• _EXERCISE DIRECTIONS_: I need each line of the entries below that includes the string "address".

App and web page records:

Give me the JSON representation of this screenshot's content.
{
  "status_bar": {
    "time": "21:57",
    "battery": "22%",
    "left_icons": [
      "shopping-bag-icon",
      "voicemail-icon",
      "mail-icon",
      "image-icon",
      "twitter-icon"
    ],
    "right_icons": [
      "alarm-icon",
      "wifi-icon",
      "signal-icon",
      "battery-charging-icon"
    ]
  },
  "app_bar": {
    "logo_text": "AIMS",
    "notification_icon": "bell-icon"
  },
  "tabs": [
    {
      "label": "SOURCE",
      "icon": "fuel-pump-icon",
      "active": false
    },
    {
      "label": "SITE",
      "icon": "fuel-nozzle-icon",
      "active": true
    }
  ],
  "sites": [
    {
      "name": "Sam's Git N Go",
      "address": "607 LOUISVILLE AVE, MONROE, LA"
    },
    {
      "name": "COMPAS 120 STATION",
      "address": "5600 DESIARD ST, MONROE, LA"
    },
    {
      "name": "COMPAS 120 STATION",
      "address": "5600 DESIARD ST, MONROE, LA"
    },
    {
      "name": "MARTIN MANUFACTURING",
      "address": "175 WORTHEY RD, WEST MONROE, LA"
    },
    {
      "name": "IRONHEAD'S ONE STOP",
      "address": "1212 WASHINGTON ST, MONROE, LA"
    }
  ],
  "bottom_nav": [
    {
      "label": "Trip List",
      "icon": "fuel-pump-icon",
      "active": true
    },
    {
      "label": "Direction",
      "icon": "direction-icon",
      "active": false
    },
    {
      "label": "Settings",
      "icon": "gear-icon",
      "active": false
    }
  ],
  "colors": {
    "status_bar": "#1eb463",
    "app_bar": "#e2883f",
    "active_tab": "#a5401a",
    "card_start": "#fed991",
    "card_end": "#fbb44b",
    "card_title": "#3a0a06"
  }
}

• _ANSWER SECTION_:
      "address": "607 LOUISVILLE AVE, MONROE, LA"
      "address": "5600 DESIARD ST, MONROE, LA"
      "address": "5600 DESIARD ST, MONROE, LA"
      "address": "175 WORTHEY RD, WEST MONROE, LA"
      "address": "1212 WASHINGTON ST, MONROE, LA"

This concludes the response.